The bill paves the way for a certain degree of multi-skilling, an essential measure for reducing the administrative and regulatory burden. CFIB estimates that the annual cost of regulations is five times higher for companies with fewer than five employees ($7,023) than for those with at least 100 employees ($1,237).
According to CFIB, a total of 79 per cent of the construction sector is made up of companies with fewer than five employees. CFIB also believes that more flexibility for employers will help them to automate more. In this respect, a recent CFIB study showed that the construction sector is lagging behind in this crucial economic shift.

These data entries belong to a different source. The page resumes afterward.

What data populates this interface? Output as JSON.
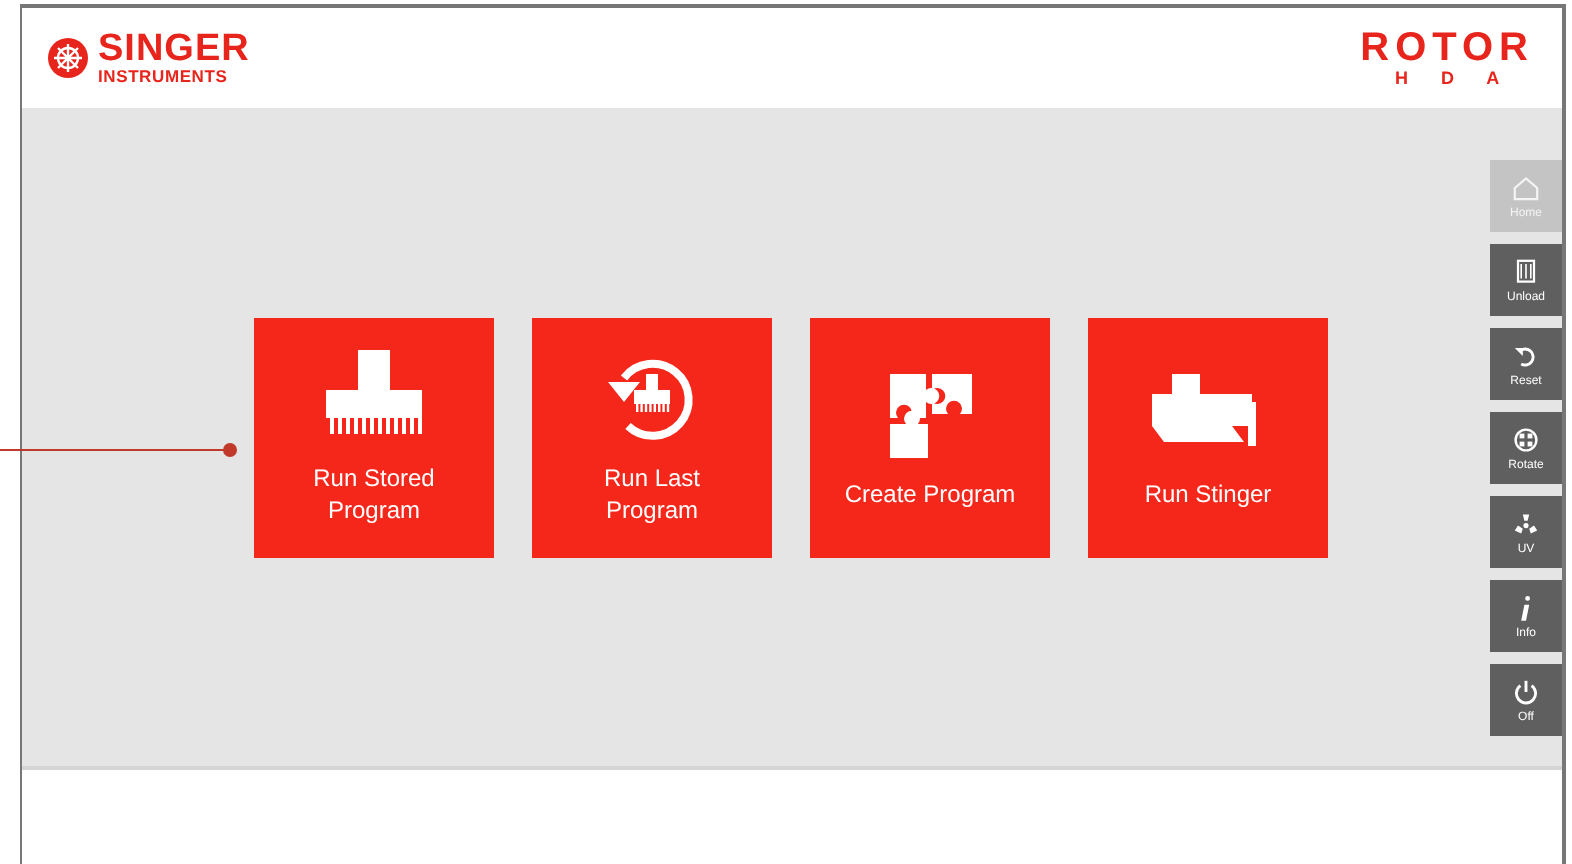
{
  "header": {
    "brand": {
      "name": "SINGER",
      "subtitle": "INSTRUMENTS"
    },
    "product": {
      "name": "ROTOR",
      "subtitle": "H D A"
    }
  },
  "tiles": [
    {
      "label": "Run Stored Program"
    },
    {
      "label": "Run Last Program"
    },
    {
      "label": "Create Program"
    },
    {
      "label": "Run Stinger"
    }
  ],
  "sidebar": [
    {
      "label": "Home",
      "disabled": true
    },
    {
      "label": "Unload",
      "disabled": false
    },
    {
      "label": "Reset",
      "disabled": false
    },
    {
      "label": "Rotate",
      "disabled": false
    },
    {
      "label": "UV",
      "disabled": false
    },
    {
      "label": "Info",
      "disabled": false
    },
    {
      "label": "Off",
      "disabled": false
    }
  ]
}
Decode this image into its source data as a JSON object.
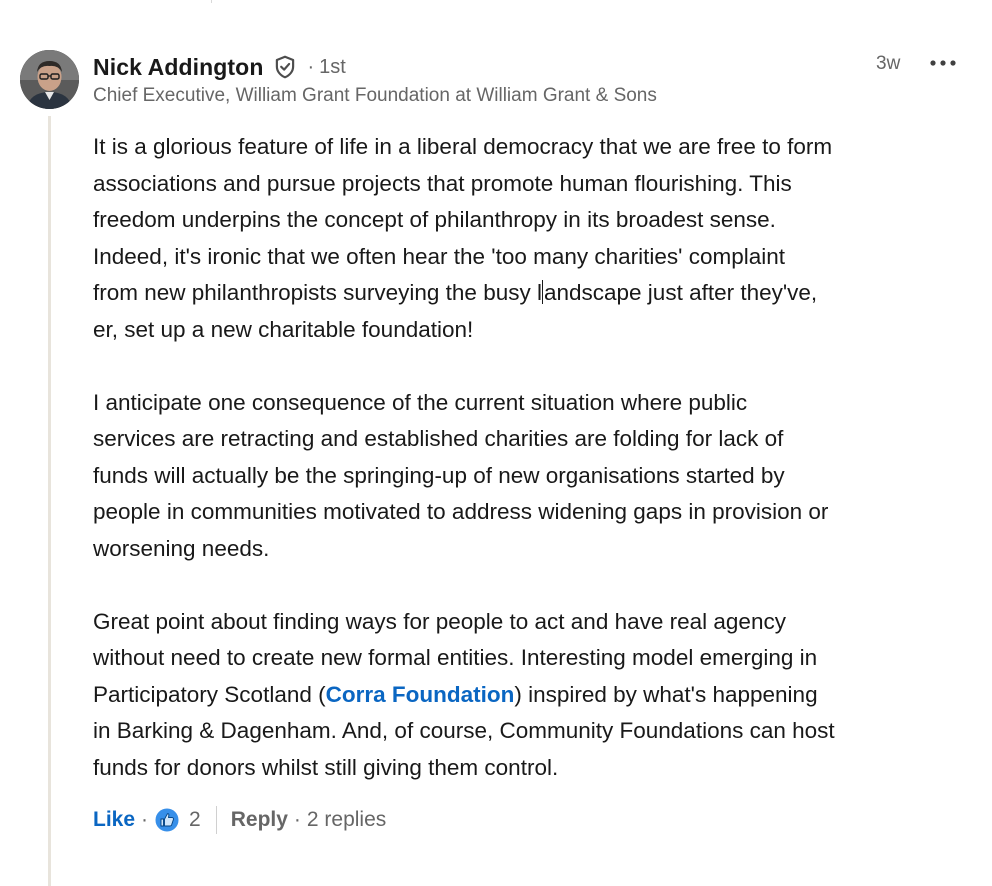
{
  "comment": {
    "author": {
      "name": "Nick Addington",
      "degree": "1st",
      "headline": "Chief Executive, William Grant Foundation at William Grant & Sons"
    },
    "timestamp": "3w",
    "paragraphs": {
      "p1_before_caret": "It is a glorious feature of life in a liberal democracy that we are free to form\nassociations and pursue projects that promote human flourishing. This\nfreedom underpins the concept of philanthropy in its broadest sense.\nIndeed, it's ironic that we often hear the 'too many charities' complaint\nfrom new philanthropists surveying the busy l",
      "p1_after_caret": "andscape just after they've,\ner, set up a new charitable foundation!",
      "p2": "I anticipate one consequence of the current situation where public\nservices are retracting and established charities are folding for lack of\nfunds will actually be the springing-up of new organisations started by\npeople in communities motivated to address widening gaps in provision or\nworsening needs.",
      "p3_before_link": "Great point about finding ways for people to act and have real agency\nwithout need to create new formal entities. Interesting model emerging in\nParticipatory Scotland (",
      "p3_link": "Corra Foundation",
      "p3_after_link": ") inspired by what's happening\nin Barking & Dagenham. And, of course, Community Foundations can host\nfunds for donors whilst still giving them control."
    },
    "actions": {
      "like_label": "Like",
      "reaction_count": "2",
      "reply_label": "Reply",
      "replies_label": "2 replies"
    }
  },
  "icons": {
    "verified": "shield-check-icon",
    "more": "ellipsis-icon",
    "reaction": "thumbs-up-reaction-icon"
  },
  "colors": {
    "link_blue": "#0a66c2",
    "secondary_text": "#666666",
    "primary_text": "#191919",
    "thread_line": "#e8e4dc"
  }
}
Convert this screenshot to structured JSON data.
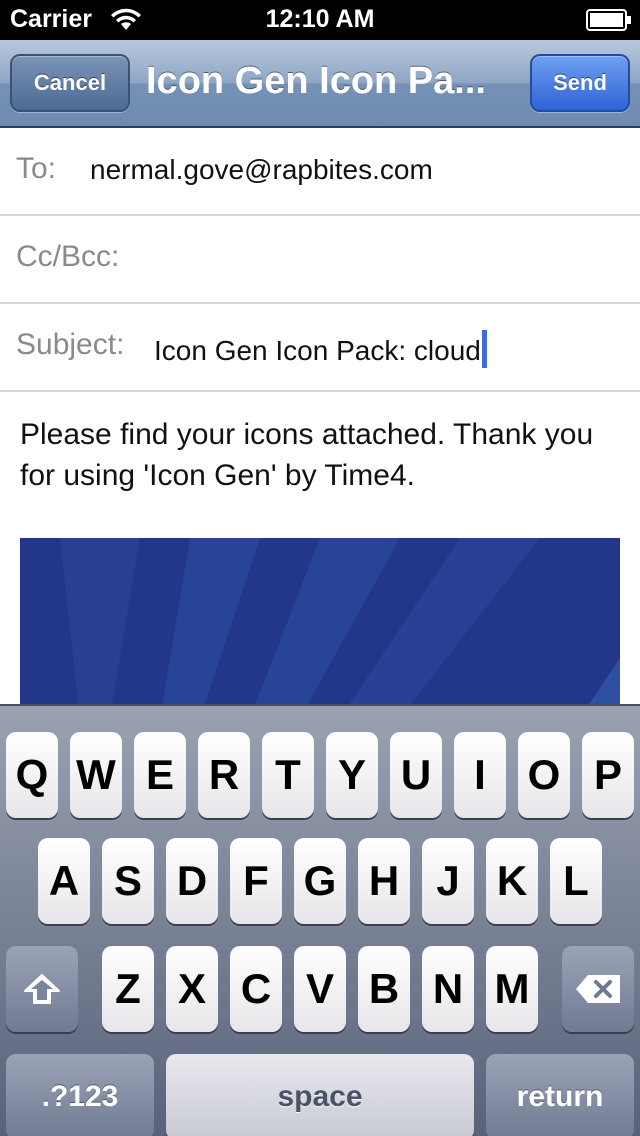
{
  "status_bar": {
    "carrier": "Carrier",
    "time": "12:10 AM"
  },
  "nav": {
    "cancel_label": "Cancel",
    "title": "Icon Gen Icon Pa...",
    "send_label": "Send"
  },
  "compose": {
    "to_label": "To:",
    "to_value": "nermal.gove@rapbites.com",
    "cc_label": "Cc/Bcc:",
    "cc_value": "",
    "subject_label": "Subject:",
    "subject_value": "Icon Gen Icon Pack: cloud",
    "body": "Please find your icons attached. Thank you for using 'Icon Gen' by Time4."
  },
  "keyboard": {
    "row1": [
      "Q",
      "W",
      "E",
      "R",
      "T",
      "Y",
      "U",
      "I",
      "O",
      "P"
    ],
    "row2": [
      "A",
      "S",
      "D",
      "F",
      "G",
      "H",
      "J",
      "K",
      "L"
    ],
    "row3": [
      "Z",
      "X",
      "C",
      "V",
      "B",
      "N",
      "M"
    ],
    "numbers_label": ".?123",
    "space_label": "space",
    "return_label": "return",
    "shift_icon": "shift-arrow-icon",
    "delete_icon": "backspace-icon"
  },
  "colors": {
    "nav_accent": "#7591b5",
    "send_button": "#2e63d8",
    "cursor": "#3c6be0",
    "attachment_blue": "#22368a"
  }
}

“CFIB is delighted to see a bill that will certainly be good for the construction sector. Now let’s move on to consultations to improve it and take it even further. The government must stay the course in order to implement a long-awaited modernization that will truly reduce the regulatory burden on Quebec’s construction sector, which is too heavy and unique in Canada,” said François Vincent, CFIB’s vice president for Quebec.
The bill will improve labour mobility, which is a solution for SMEs severely affected by the lack of employees. CFIB also highlights the measures that will give new workers better access to this sector. It’s worth noting that more than three out of five SMEs in Quebec’s construction sector are experiencing shortages.
CFIB questions the addition of a feedback fund, and believes it could exacerbate disruptions during collective agreement renewals. It also notes that the government has decided to maintain compulsory union membership, a situation that is unique among North American jurisdictions, and which generates additional bureaucracy and costs. It could even be the crux of the construction industry’s problem.
“The unions are already critical of the Minister’s reform, while they maintain their position of strength. This demonstration of a lack of openness to proposed changes in the sector shows that it may be time to review this legislative incoherence and this sacred cow that is the obligation of union membership,” said Vincent.
CFIB represents nearly 2,000 construction companies in Quebec. It will be analyzing this important bill in detail, and would like to be heard in parliamentary committee.